BRADFORD is the most economically polarised place in the country with the biggest gap between its rich and poor areas and with more overcrowded houses than London according to a hard-hitting new report.
Research published today by a leading think-tank says that the poorest areas of the city are blighted by overcrowded homes, empty properties and a shortage of rented accommodation meeting basic Government living standards.
It warns that housing benefits cuts will make the city’s housing problems worse, hitting poor families and forcing single people into low quality shared houses.
The report by the IPPR (Institute for Public Policy Research) has focused on Bradford as part of a review into a national housing crisis.
It warns that the market is not creating enough homes and by 2025 Yorkshire will face a shortage of 150,000 properties.
Dr Jenni Viitanen’s report recommends that housing benefit is taken out of the new Universal Credit system and given to councils who have knowledge of the local housing market.
The research into Bradford highlights the massive gap between the cost of properties and rents in the “urban centre” compared with more affluent parts of the district such as Wharfedale.
Dr Viitanen said: “Bradford is a place of extremes: the area is highly polarised in terms of concentrations of high and low income households, which is linked to the way the housing market operates.
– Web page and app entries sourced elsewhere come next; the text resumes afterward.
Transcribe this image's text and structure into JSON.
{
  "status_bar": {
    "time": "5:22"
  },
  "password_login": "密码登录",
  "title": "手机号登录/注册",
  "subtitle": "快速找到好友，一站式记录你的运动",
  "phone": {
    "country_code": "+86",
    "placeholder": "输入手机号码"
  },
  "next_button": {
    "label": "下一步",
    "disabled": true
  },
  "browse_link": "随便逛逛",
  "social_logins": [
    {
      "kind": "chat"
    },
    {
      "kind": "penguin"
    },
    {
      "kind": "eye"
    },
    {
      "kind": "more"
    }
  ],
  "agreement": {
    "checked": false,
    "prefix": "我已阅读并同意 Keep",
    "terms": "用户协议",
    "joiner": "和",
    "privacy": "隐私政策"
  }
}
“The areas with high concentrations of low income households are also associated with the poorest quality housing stock, overcrowding on the one hand and empty properties on the other.”
Bradford West’s Respect MP George Galloway said: “Anyone walking around Bradford will find this report self-evident...Tax avoidance and evasion are the real issues, not penalising poor people, reducing their benefits, forcing them into smaller and meaner accommodation while the better-off benefit through tax cuts.”
Page 4: Cuts make it worse.